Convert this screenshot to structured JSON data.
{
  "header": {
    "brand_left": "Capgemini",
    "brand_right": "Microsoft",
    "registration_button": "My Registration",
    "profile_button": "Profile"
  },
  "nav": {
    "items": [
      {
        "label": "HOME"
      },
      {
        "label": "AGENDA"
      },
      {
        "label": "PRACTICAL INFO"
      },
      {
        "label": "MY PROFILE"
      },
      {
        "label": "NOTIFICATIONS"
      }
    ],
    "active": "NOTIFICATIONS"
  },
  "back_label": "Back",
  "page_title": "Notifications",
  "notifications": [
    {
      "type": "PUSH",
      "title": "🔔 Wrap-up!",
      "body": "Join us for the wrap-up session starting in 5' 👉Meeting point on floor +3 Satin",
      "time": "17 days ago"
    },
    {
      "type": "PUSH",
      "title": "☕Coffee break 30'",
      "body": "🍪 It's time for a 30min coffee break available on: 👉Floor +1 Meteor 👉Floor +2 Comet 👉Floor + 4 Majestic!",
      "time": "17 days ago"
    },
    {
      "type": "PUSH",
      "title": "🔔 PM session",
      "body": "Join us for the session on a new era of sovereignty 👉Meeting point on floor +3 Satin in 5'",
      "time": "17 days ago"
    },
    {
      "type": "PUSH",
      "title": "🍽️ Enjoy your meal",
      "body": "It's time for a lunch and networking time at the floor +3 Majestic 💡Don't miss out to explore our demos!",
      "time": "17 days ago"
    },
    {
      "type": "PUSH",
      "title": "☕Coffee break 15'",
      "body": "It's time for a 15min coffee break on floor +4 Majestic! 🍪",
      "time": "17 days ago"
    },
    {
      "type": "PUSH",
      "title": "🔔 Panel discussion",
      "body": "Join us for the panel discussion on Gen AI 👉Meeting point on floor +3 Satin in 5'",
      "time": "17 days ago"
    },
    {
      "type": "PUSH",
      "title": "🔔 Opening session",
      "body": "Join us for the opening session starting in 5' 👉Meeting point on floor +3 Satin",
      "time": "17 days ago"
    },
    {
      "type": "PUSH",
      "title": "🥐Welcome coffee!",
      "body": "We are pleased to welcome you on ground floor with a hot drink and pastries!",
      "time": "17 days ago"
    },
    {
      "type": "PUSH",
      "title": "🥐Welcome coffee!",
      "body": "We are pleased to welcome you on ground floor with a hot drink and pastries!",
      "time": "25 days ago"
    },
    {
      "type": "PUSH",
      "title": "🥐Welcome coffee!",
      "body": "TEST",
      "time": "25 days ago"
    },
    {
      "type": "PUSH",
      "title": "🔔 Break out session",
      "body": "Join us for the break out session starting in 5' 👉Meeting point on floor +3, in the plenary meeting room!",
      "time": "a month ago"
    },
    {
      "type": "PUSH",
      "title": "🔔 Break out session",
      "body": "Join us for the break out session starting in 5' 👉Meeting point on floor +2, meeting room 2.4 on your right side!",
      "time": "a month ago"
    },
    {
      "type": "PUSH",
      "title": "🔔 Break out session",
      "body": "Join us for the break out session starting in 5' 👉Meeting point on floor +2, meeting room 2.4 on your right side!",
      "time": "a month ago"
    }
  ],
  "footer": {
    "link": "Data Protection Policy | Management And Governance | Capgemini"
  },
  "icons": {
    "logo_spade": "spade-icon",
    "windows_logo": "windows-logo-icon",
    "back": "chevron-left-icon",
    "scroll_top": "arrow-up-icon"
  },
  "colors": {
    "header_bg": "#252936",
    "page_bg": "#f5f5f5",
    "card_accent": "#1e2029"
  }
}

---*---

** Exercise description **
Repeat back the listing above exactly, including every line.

** Task output **
Convert this screenshot to structured JSON data.
{
  "header": {
    "brand_left": "Capgemini",
    "brand_right": "Microsoft",
    "registration_button": "My Registration",
    "profile_button": "Profile"
  },
  "nav": {
    "items": [
      {
        "label": "HOME"
      },
      {
        "label": "AGENDA"
      },
      {
        "label": "PRACTICAL INFO"
      },
      {
        "label": "MY PROFILE"
      },
      {
        "label": "NOTIFICATIONS"
      }
    ],
    "active": "NOTIFICATIONS"
  },
  "back_label": "Back",
  "page_title": "Notifications",
  "notifications": [
    {
      "type": "PUSH",
      "title": "🔔 Wrap-up!",
      "body": "Join us for the wrap-up session starting in 5' 👉Meeting point on floor +3 Satin",
      "time": "17 days ago"
    },
    {
      "type": "PUSH",
      "title": "☕Coffee break 30'",
      "body": "🍪 It's time for a 30min coffee break available on: 👉Floor +1 Meteor 👉Floor +2 Comet 👉Floor + 4 Majestic!",
      "time": "17 days ago"
    },
    {
      "type": "PUSH",
      "title": "🔔 PM session",
      "body": "Join us for the session on a new era of sovereignty 👉Meeting point on floor +3 Satin in 5'",
      "time": "17 days ago"
    },
    {
      "type": "PUSH",
      "title": "🍽️ Enjoy your meal",
      "body": "It's time for a lunch and networking time at the floor +3 Majestic 💡Don't miss out to explore our demos!",
      "time": "17 days ago"
    },
    {
      "type": "PUSH",
      "title": "☕Coffee break 15'",
      "body": "It's time for a 15min coffee break on floor +4 Majestic! 🍪",
      "time": "17 days ago"
    },
    {
      "type": "PUSH",
      "title": "🔔 Panel discussion",
      "body": "Join us for the panel discussion on Gen AI 👉Meeting point on floor +3 Satin in 5'",
      "time": "17 days ago"
    },
    {
      "type": "PUSH",
      "title": "🔔 Opening session",
      "body": "Join us for the opening session starting in 5' 👉Meeting point on floor +3 Satin",
      "time": "17 days ago"
    },
    {
      "type": "PUSH",
      "title": "🥐Welcome coffee!",
      "body": "We are pleased to welcome you on ground floor with a hot drink and pastries!",
      "time": "17 days ago"
    },
    {
      "type": "PUSH",
      "title": "🥐Welcome coffee!",
      "body": "We are pleased to welcome you on ground floor with a hot drink and pastries!",
      "time": "25 days ago"
    },
    {
      "type": "PUSH",
      "title": "🥐Welcome coffee!",
      "body": "TEST",
      "time": "25 days ago"
    },
    {
      "type": "PUSH",
      "title": "🔔 Break out session",
      "body": "Join us for the break out session starting in 5' 👉Meeting point on floor +3, in the plenary meeting room!",
      "time": "a month ago"
    },
    {
      "type": "PUSH",
      "title": "🔔 Break out session",
      "body": "Join us for the break out session starting in 5' 👉Meeting point on floor +2, meeting room 2.4 on your right side!",
      "time": "a month ago"
    },
    {
      "type": "PUSH",
      "title": "🔔 Break out session",
      "body": "Join us for the break out session starting in 5' 👉Meeting point on floor +2, meeting room 2.4 on your right side!",
      "time": "a month ago"
    }
  ],
  "footer": {
    "link": "Data Protection Policy | Management And Governance | Capgemini"
  },
  "icons": {
    "logo_spade": "spade-icon",
    "windows_logo": "windows-logo-icon",
    "back": "chevron-left-icon",
    "scroll_top": "arrow-up-icon"
  },
  "colors": {
    "header_bg": "#252936",
    "page_bg": "#f5f5f5",
    "card_accent": "#1e2029"
  }
}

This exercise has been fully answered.